A Better Way to Find a Qualified Dog Trainer

By Adrienne Mesko

Last week an article was published in the New York Times entitled “How to Find a Qualified Dog Trainer.” I found the article to be less than helpful and wanted to present a better way to look for the right qualified dog trainer. As the article pointed out, dog training is an unregulated field, and one must carefully research potential new trainers. 

First ask yourself whether you would like to do a lesson program or a board and train program. Many trainers only offer one service or the other, so this is an important place to start. Talk with the potential new trainer about the services they offer and the pros and cons within them.

Generally in a lesson program, you are being trained to train your dog. Lessons are more affordable because you are doing the bulk of the work yourself. They will also generally take more time than a board and train program. However, you are learning dog training skills that you can use in the future. In a board and train program, the many repetitions of training are done for you. The down side is that it's only a head start, and expectations can sometimes be unrealistic. 

Once you have found a trainer who offers the services you seek, have a lengthy conversation with prospective trainers. Be prepared, make a list of your questions, and take good notes. 

Ask them About Their Experience

Certifications can be misleading. As the field is unregulated, there is no singular certifying authority for dog trainers. Many different organizations offer their own programs with their own criteria for achieving certification. Some are downright bogus and only serve to indicate that that a trainer has paid for a program that offers a certificate. 

Rather than asking for certifications, ask them about their education in the field. How did they get started? Did they go to school or train in an apprenticeship position? Who have they worked under and for how long? What special skills do they have? 

Getting personal can be a great way to get to know someone you will be working closely with. Ask them about their own personal dogs, and what training goals they have for themselves. Trainers that have titled their dogs have put themselves “out there” to be judged within a standard set by the discipline. It's certainly not a necessity for a pet dog trainer to have titled a dog in a discipline but it is a good sign that a trainer is willing to be judged by their peers. 

Look for Trainers with a Support Network

Dog trainers should have the support of a network of peers. In fact, this is one of the most critical things a trainer should have. In difficult training cases they may need to consult within this network for help. They may need someone else's educated perspective on a tricky case. Listen carefully to how potential trainers answer this question. If they scoff at the idea of working with other trainers and indicate that they are above needing the help of others, they may be victims of their own egos, too isolated to grow in the ever changing landscape of their profession. A lone wolf should be a red flag for those looking for a professional dog trainer. 

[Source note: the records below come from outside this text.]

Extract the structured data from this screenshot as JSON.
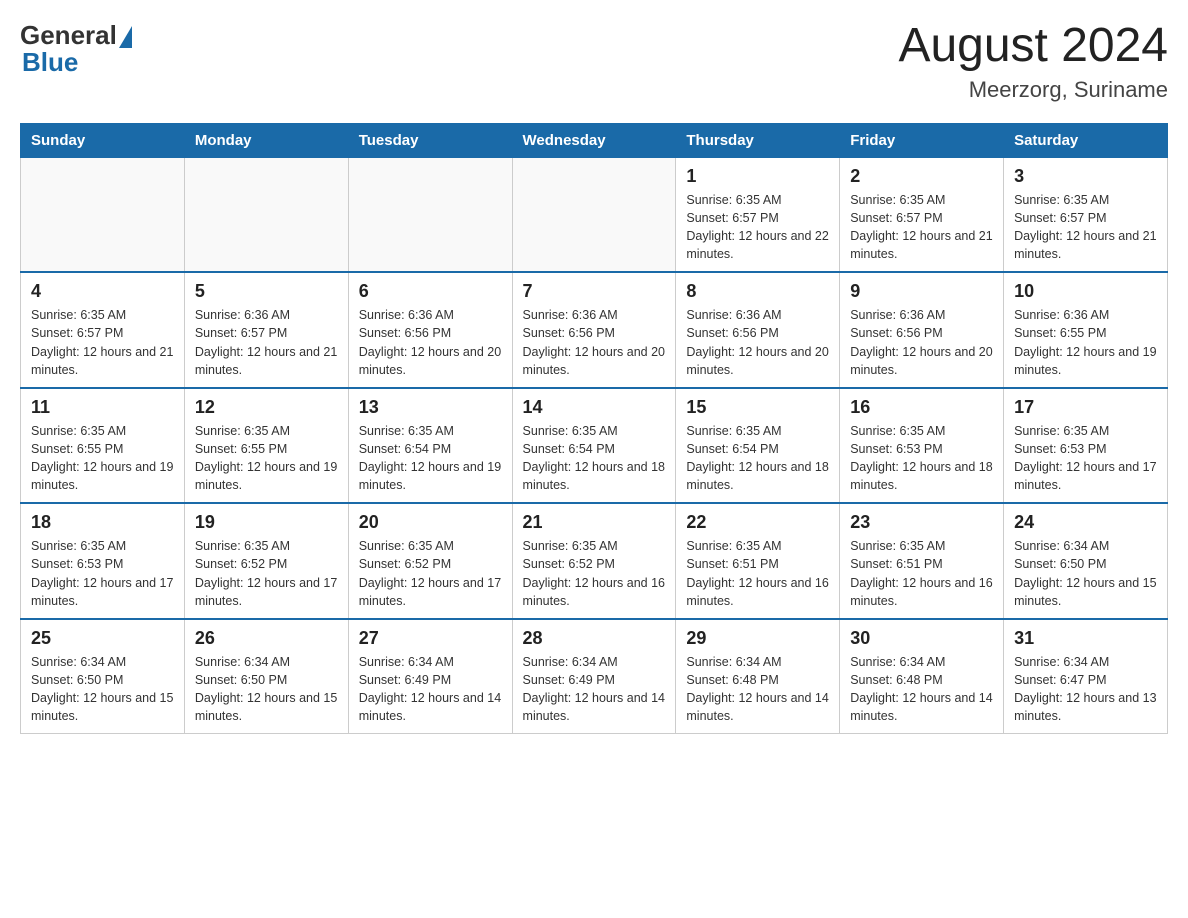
{
  "header": {
    "logo_general": "General",
    "logo_blue": "Blue",
    "month_year": "August 2024",
    "location": "Meerzorg, Suriname"
  },
  "weekdays": [
    "Sunday",
    "Monday",
    "Tuesday",
    "Wednesday",
    "Thursday",
    "Friday",
    "Saturday"
  ],
  "weeks": [
    [
      {
        "day": "",
        "info": ""
      },
      {
        "day": "",
        "info": ""
      },
      {
        "day": "",
        "info": ""
      },
      {
        "day": "",
        "info": ""
      },
      {
        "day": "1",
        "info": "Sunrise: 6:35 AM\nSunset: 6:57 PM\nDaylight: 12 hours and 22 minutes."
      },
      {
        "day": "2",
        "info": "Sunrise: 6:35 AM\nSunset: 6:57 PM\nDaylight: 12 hours and 21 minutes."
      },
      {
        "day": "3",
        "info": "Sunrise: 6:35 AM\nSunset: 6:57 PM\nDaylight: 12 hours and 21 minutes."
      }
    ],
    [
      {
        "day": "4",
        "info": "Sunrise: 6:35 AM\nSunset: 6:57 PM\nDaylight: 12 hours and 21 minutes."
      },
      {
        "day": "5",
        "info": "Sunrise: 6:36 AM\nSunset: 6:57 PM\nDaylight: 12 hours and 21 minutes."
      },
      {
        "day": "6",
        "info": "Sunrise: 6:36 AM\nSunset: 6:56 PM\nDaylight: 12 hours and 20 minutes."
      },
      {
        "day": "7",
        "info": "Sunrise: 6:36 AM\nSunset: 6:56 PM\nDaylight: 12 hours and 20 minutes."
      },
      {
        "day": "8",
        "info": "Sunrise: 6:36 AM\nSunset: 6:56 PM\nDaylight: 12 hours and 20 minutes."
      },
      {
        "day": "9",
        "info": "Sunrise: 6:36 AM\nSunset: 6:56 PM\nDaylight: 12 hours and 20 minutes."
      },
      {
        "day": "10",
        "info": "Sunrise: 6:36 AM\nSunset: 6:55 PM\nDaylight: 12 hours and 19 minutes."
      }
    ],
    [
      {
        "day": "11",
        "info": "Sunrise: 6:35 AM\nSunset: 6:55 PM\nDaylight: 12 hours and 19 minutes."
      },
      {
        "day": "12",
        "info": "Sunrise: 6:35 AM\nSunset: 6:55 PM\nDaylight: 12 hours and 19 minutes."
      },
      {
        "day": "13",
        "info": "Sunrise: 6:35 AM\nSunset: 6:54 PM\nDaylight: 12 hours and 19 minutes."
      },
      {
        "day": "14",
        "info": "Sunrise: 6:35 AM\nSunset: 6:54 PM\nDaylight: 12 hours and 18 minutes."
      },
      {
        "day": "15",
        "info": "Sunrise: 6:35 AM\nSunset: 6:54 PM\nDaylight: 12 hours and 18 minutes."
      },
      {
        "day": "16",
        "info": "Sunrise: 6:35 AM\nSunset: 6:53 PM\nDaylight: 12 hours and 18 minutes."
      },
      {
        "day": "17",
        "info": "Sunrise: 6:35 AM\nSunset: 6:53 PM\nDaylight: 12 hours and 17 minutes."
      }
    ],
    [
      {
        "day": "18",
        "info": "Sunrise: 6:35 AM\nSunset: 6:53 PM\nDaylight: 12 hours and 17 minutes."
      },
      {
        "day": "19",
        "info": "Sunrise: 6:35 AM\nSunset: 6:52 PM\nDaylight: 12 hours and 17 minutes."
      },
      {
        "day": "20",
        "info": "Sunrise: 6:35 AM\nSunset: 6:52 PM\nDaylight: 12 hours and 17 minutes."
      },
      {
        "day": "21",
        "info": "Sunrise: 6:35 AM\nSunset: 6:52 PM\nDaylight: 12 hours and 16 minutes."
      },
      {
        "day": "22",
        "info": "Sunrise: 6:35 AM\nSunset: 6:51 PM\nDaylight: 12 hours and 16 minutes."
      },
      {
        "day": "23",
        "info": "Sunrise: 6:35 AM\nSunset: 6:51 PM\nDaylight: 12 hours and 16 minutes."
      },
      {
        "day": "24",
        "info": "Sunrise: 6:34 AM\nSunset: 6:50 PM\nDaylight: 12 hours and 15 minutes."
      }
    ],
    [
      {
        "day": "25",
        "info": "Sunrise: 6:34 AM\nSunset: 6:50 PM\nDaylight: 12 hours and 15 minutes."
      },
      {
        "day": "26",
        "info": "Sunrise: 6:34 AM\nSunset: 6:50 PM\nDaylight: 12 hours and 15 minutes."
      },
      {
        "day": "27",
        "info": "Sunrise: 6:34 AM\nSunset: 6:49 PM\nDaylight: 12 hours and 14 minutes."
      },
      {
        "day": "28",
        "info": "Sunrise: 6:34 AM\nSunset: 6:49 PM\nDaylight: 12 hours and 14 minutes."
      },
      {
        "day": "29",
        "info": "Sunrise: 6:34 AM\nSunset: 6:48 PM\nDaylight: 12 hours and 14 minutes."
      },
      {
        "day": "30",
        "info": "Sunrise: 6:34 AM\nSunset: 6:48 PM\nDaylight: 12 hours and 14 minutes."
      },
      {
        "day": "31",
        "info": "Sunrise: 6:34 AM\nSunset: 6:47 PM\nDaylight: 12 hours and 13 minutes."
      }
    ]
  ]
}
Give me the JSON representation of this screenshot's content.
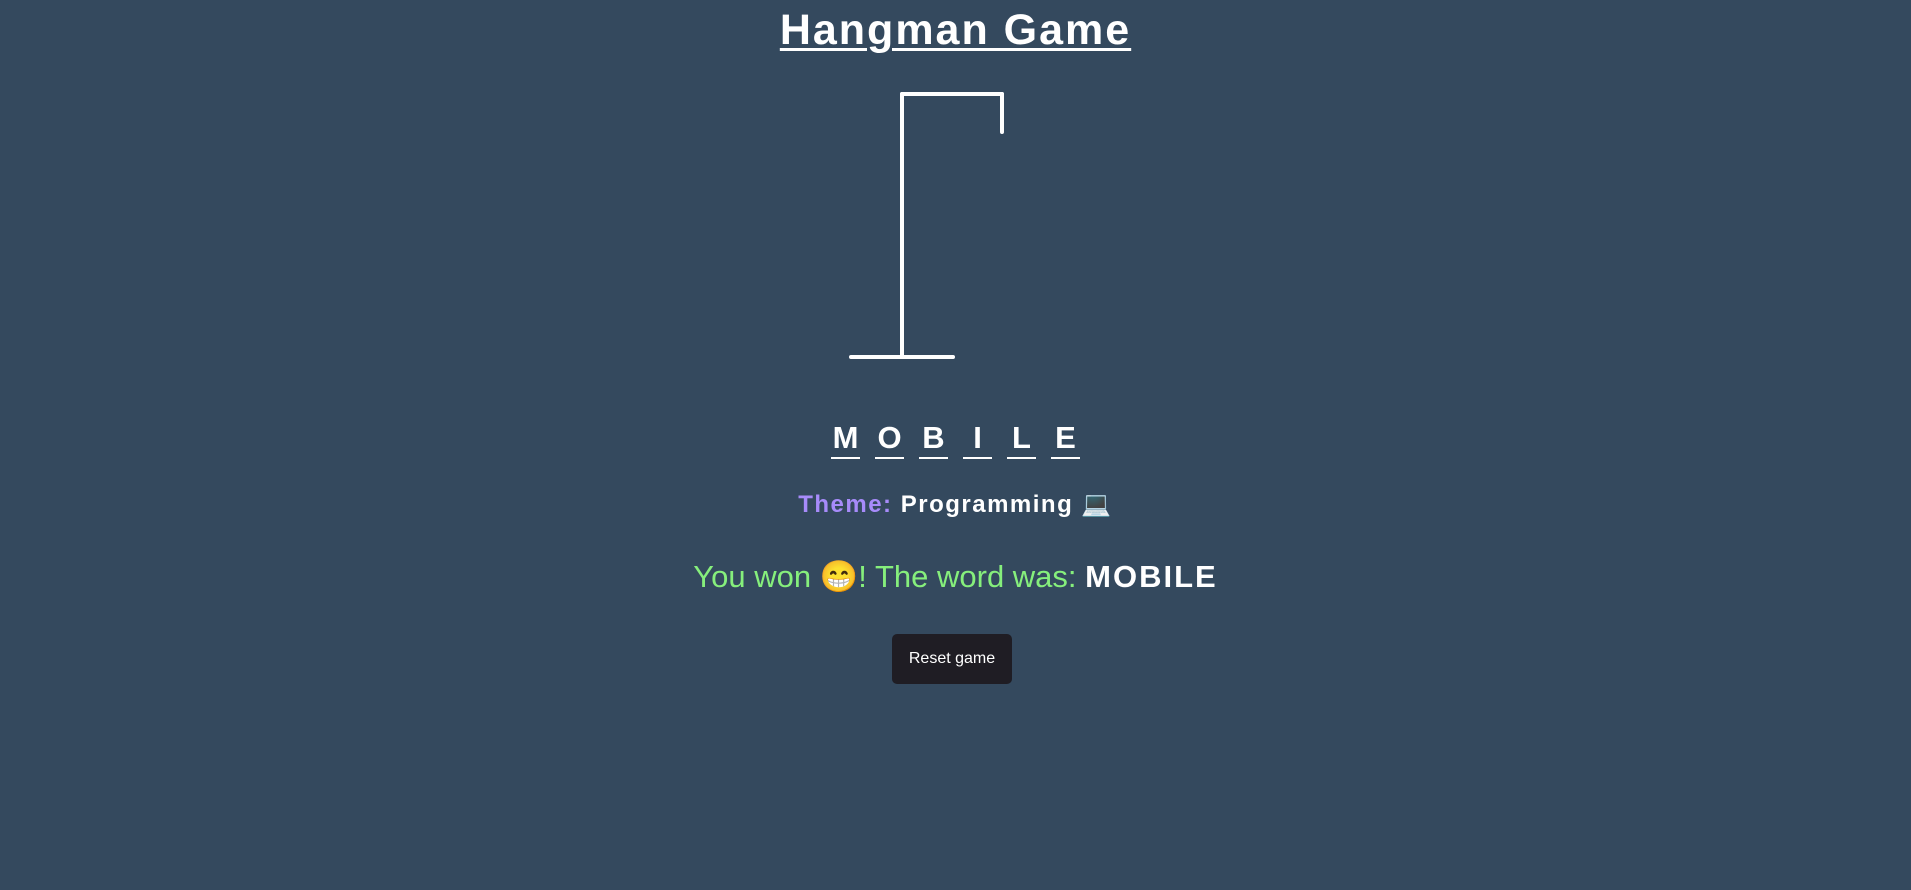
{
  "title": "Hangman Game",
  "word": {
    "letters": [
      "M",
      "O",
      "B",
      "I",
      "L",
      "E"
    ]
  },
  "theme": {
    "label": "Theme:",
    "value": "Programming",
    "emoji": "💻"
  },
  "result": {
    "prefix": "You won",
    "emoji": "😁",
    "middle": "! The word was:",
    "word": "MOBILE"
  },
  "reset_button": {
    "label": "Reset game"
  },
  "colors": {
    "background": "#34495e",
    "theme_label": "#a78bfa",
    "win_text": "#86ef7c",
    "button_bg": "#1f1d24"
  }
}
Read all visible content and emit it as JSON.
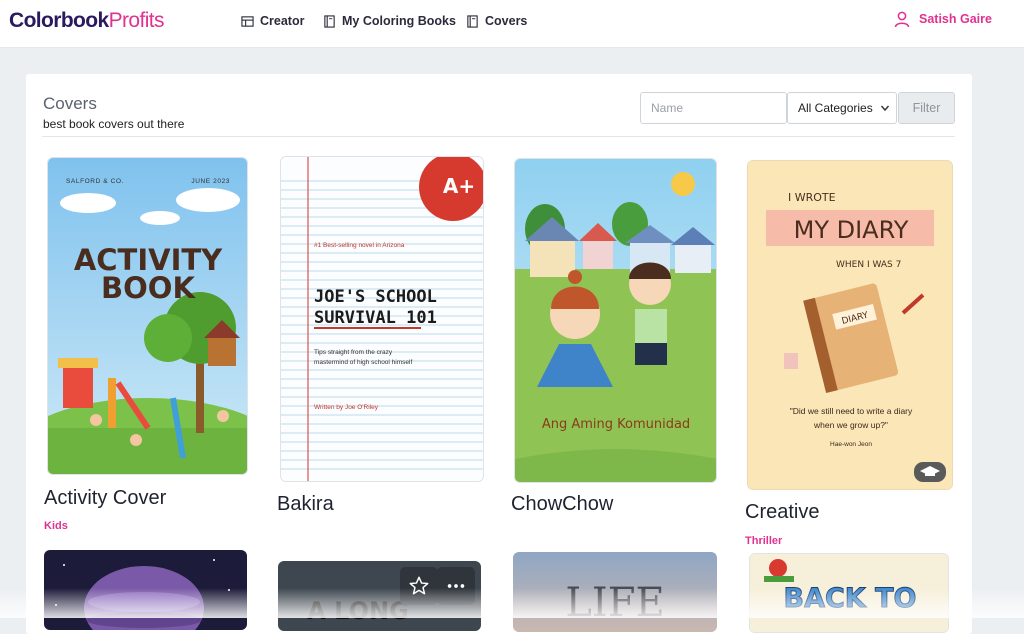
{
  "header": {
    "logo_part1": "Colorbook",
    "logo_part2": "Profits",
    "nav": [
      {
        "label": "Creator",
        "icon": "table-icon"
      },
      {
        "label": "My Coloring Books",
        "icon": "book-icon"
      },
      {
        "label": "Covers",
        "icon": "book-icon"
      }
    ],
    "user_name": "Satish Gaire"
  },
  "main": {
    "title": "Covers",
    "subtitle": "best book covers out there",
    "name_placeholder": "Name",
    "category_selected": "All Categories",
    "filter_label": "Filter"
  },
  "covers": [
    {
      "title": "Activity Cover",
      "category": "Kids",
      "art": {
        "top_left": "SALFORD & CO.",
        "top_right": "JUNE 2023",
        "line1": "ACTIVITY",
        "line2": "BOOK"
      }
    },
    {
      "title": "Bakira",
      "category": "",
      "art": {
        "badge": "A+",
        "tagline": "#1 Best-selling novel in Arizona",
        "line1": "JOE'S SCHOOL",
        "line2": "SURVIVAL 101",
        "desc1": "Tips straight from the crazy",
        "desc2": "mastermind of high school himself",
        "author": "Written by Joe O'Riley"
      }
    },
    {
      "title": "ChowChow",
      "category": "",
      "art": {
        "caption": "Ang Aming Komunidad"
      }
    },
    {
      "title": "Creative",
      "category": "Thriller",
      "art": {
        "line1": "I WROTE",
        "line2": "MY DIARY",
        "line3": "WHEN I WAS 7",
        "diary_label": "DIARY",
        "quote1": "\"Did we still need to write a diary",
        "quote2": "when we grow up?\"",
        "author": "Hae-won Jeon"
      }
    }
  ],
  "second_row": [
    {
      "art_text": ""
    },
    {
      "art_text": "A LONG"
    },
    {
      "art_text": "LIFE"
    },
    {
      "art_text": "BACK TO"
    }
  ],
  "colors": {
    "accent": "#e0328f",
    "brand_dark": "#2a1a5e",
    "page_bg": "#eceff2"
  }
}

Inquire About Continuing Education

If a trainer participates in continuing professional education, it is an indication that they are interested in keeping themselves current. It also means that they keep an open mind and are a lifelong student of their profession. Trainers that proudly declare that they've been doing it for long enough and they no longer need education should be avoided. 

Ask For a Syllabus and Expected Results

Trainers should have a clear plan when it comes to working with you and your dog in either a lesson or board and train program. Ask for estimated lengths of time for their programs and what the goals are for each week of training. You want to see that the trainer has taken the time to design a program with reliable results in mind within a reasonable amount of time. 

Beware The “Behaviorist” 

This term is often used by dog trainers who do not have degrees in animal behavior, which is what this term is meant to convey. All good dog training is based in dog behavior. In the hopes of obtaining more clients, this term is often used to sound more science based than simply dog training. If someone calls themselves a “behaviorist” or “certified behaviorist” ask them for the details on their education and certifications, which should include at a minimum a bachelor of science in an animal science. 

Yes, Dog Trainers Should Be People People

A dog trainer should be able to convey relevant information to you with clear communication. They should be fair, patient and understanding with both you and your dog. You should feel comfortable asking them questions and not feel bad when you haven't quite mastered something. 

The best dog trainer is a coach and a teacher to both the dogs and their owners. They should employ the same positive attitude that will motivate both the dog and the owner. They should be good listeners and take your thoughts into account in the training process, customizing their training program to you and your dogs needs. If they are inflexible, impatient and do not make you feel inspired and motivated, they probably aren't the right fit for you and your dog.